◆ **What the exercise asks**:
Could you print every record below exactly as it appears?

◆ **The data**:
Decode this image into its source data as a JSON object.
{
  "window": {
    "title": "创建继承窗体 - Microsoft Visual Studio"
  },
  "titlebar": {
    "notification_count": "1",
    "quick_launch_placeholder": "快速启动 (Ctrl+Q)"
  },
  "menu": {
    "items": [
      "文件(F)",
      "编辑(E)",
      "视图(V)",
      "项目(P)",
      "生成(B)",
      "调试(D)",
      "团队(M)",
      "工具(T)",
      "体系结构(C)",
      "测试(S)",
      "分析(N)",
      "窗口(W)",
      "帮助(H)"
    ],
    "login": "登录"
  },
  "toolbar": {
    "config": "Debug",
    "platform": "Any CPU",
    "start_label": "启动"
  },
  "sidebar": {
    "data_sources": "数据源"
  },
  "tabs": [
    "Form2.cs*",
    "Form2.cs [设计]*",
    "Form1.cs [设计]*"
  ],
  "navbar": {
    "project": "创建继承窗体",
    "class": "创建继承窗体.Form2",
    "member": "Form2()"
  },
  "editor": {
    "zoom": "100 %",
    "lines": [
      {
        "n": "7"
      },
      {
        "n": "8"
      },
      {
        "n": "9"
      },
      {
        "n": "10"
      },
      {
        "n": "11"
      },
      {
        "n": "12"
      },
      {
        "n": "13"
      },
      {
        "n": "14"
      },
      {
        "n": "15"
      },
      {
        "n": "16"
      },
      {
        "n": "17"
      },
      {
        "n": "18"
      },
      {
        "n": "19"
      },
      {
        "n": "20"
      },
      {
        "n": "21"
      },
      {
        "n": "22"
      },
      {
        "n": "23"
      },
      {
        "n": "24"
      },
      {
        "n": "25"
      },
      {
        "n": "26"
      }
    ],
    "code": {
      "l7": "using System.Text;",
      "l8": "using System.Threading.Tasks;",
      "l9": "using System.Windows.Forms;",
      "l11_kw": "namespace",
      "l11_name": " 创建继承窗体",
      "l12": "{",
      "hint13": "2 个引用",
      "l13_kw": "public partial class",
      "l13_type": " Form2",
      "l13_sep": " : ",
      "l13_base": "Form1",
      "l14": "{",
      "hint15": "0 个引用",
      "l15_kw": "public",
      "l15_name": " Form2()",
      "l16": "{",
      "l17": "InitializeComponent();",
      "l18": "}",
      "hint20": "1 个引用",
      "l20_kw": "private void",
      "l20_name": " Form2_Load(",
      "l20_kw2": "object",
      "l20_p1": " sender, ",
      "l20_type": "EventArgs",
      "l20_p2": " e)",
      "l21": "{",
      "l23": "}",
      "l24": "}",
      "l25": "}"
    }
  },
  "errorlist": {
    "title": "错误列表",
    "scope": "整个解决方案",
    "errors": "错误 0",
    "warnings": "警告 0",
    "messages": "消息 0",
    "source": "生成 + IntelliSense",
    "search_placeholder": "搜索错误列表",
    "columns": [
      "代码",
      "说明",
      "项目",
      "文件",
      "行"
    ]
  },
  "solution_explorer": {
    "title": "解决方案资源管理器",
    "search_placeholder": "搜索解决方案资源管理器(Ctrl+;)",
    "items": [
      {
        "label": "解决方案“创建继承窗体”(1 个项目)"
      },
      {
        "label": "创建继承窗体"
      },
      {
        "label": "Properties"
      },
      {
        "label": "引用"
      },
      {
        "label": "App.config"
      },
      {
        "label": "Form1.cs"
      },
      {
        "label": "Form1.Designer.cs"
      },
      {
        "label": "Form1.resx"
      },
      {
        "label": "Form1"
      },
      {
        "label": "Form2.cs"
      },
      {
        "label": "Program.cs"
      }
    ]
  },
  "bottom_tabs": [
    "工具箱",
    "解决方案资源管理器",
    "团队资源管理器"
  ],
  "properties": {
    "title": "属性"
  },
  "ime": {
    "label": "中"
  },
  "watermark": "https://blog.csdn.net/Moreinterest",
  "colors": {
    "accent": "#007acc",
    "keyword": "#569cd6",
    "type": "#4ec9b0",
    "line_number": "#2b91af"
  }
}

◆ **Output of the task**:
Decode this image into its source data as a JSON object.
{
  "window": {
    "title": "创建继承窗体 - Microsoft Visual Studio"
  },
  "titlebar": {
    "notification_count": "1",
    "quick_launch_placeholder": "快速启动 (Ctrl+Q)"
  },
  "menu": {
    "items": [
      "文件(F)",
      "编辑(E)",
      "视图(V)",
      "项目(P)",
      "生成(B)",
      "调试(D)",
      "团队(M)",
      "工具(T)",
      "体系结构(C)",
      "测试(S)",
      "分析(N)",
      "窗口(W)",
      "帮助(H)"
    ],
    "login": "登录"
  },
  "toolbar": {
    "config": "Debug",
    "platform": "Any CPU",
    "start_label": "启动"
  },
  "sidebar": {
    "data_sources": "数据源"
  },
  "tabs": [
    "Form2.cs*",
    "Form2.cs [设计]*",
    "Form1.cs [设计]*"
  ],
  "navbar": {
    "project": "创建继承窗体",
    "class": "创建继承窗体.Form2",
    "member": "Form2()"
  },
  "editor": {
    "zoom": "100 %",
    "lines": [
      {
        "n": "7"
      },
      {
        "n": "8"
      },
      {
        "n": "9"
      },
      {
        "n": "10"
      },
      {
        "n": "11"
      },
      {
        "n": "12"
      },
      {
        "n": "13"
      },
      {
        "n": "14"
      },
      {
        "n": "15"
      },
      {
        "n": "16"
      },
      {
        "n": "17"
      },
      {
        "n": "18"
      },
      {
        "n": "19"
      },
      {
        "n": "20"
      },
      {
        "n": "21"
      },
      {
        "n": "22"
      },
      {
        "n": "23"
      },
      {
        "n": "24"
      },
      {
        "n": "25"
      },
      {
        "n": "26"
      }
    ],
    "code": {
      "l7": "using System.Text;",
      "l8": "using System.Threading.Tasks;",
      "l9": "using System.Windows.Forms;",
      "l11_kw": "namespace",
      "l11_name": " 创建继承窗体",
      "l12": "{",
      "hint13": "2 个引用",
      "l13_kw": "public partial class",
      "l13_type": " Form2",
      "l13_sep": " : ",
      "l13_base": "Form1",
      "l14": "{",
      "hint15": "0 个引用",
      "l15_kw": "public",
      "l15_name": " Form2()",
      "l16": "{",
      "l17": "InitializeComponent();",
      "l18": "}",
      "hint20": "1 个引用",
      "l20_kw": "private void",
      "l20_name": " Form2_Load(",
      "l20_kw2": "object",
      "l20_p1": " sender, ",
      "l20_type": "EventArgs",
      "l20_p2": " e)",
      "l21": "{",
      "l23": "}",
      "l24": "}",
      "l25": "}"
    }
  },
  "errorlist": {
    "title": "错误列表",
    "scope": "整个解决方案",
    "errors": "错误 0",
    "warnings": "警告 0",
    "messages": "消息 0",
    "source": "生成 + IntelliSense",
    "search_placeholder": "搜索错误列表",
    "columns": [
      "代码",
      "说明",
      "项目",
      "文件",
      "行"
    ]
  },
  "solution_explorer": {
    "title": "解决方案资源管理器",
    "search_placeholder": "搜索解决方案资源管理器(Ctrl+;)",
    "items": [
      {
        "label": "解决方案“创建继承窗体”(1 个项目)"
      },
      {
        "label": "创建继承窗体"
      },
      {
        "label": "Properties"
      },
      {
        "label": "引用"
      },
      {
        "label": "App.config"
      },
      {
        "label": "Form1.cs"
      },
      {
        "label": "Form1.Designer.cs"
      },
      {
        "label": "Form1.resx"
      },
      {
        "label": "Form1"
      },
      {
        "label": "Form2.cs"
      },
      {
        "label": "Program.cs"
      }
    ]
  },
  "bottom_tabs": [
    "工具箱",
    "解决方案资源管理器",
    "团队资源管理器"
  ],
  "properties": {
    "title": "属性"
  },
  "ime": {
    "label": "中"
  },
  "watermark": "https://blog.csdn.net/Moreinterest",
  "colors": {
    "accent": "#007acc",
    "keyword": "#569cd6",
    "type": "#4ec9b0",
    "line_number": "#2b91af"
  }
}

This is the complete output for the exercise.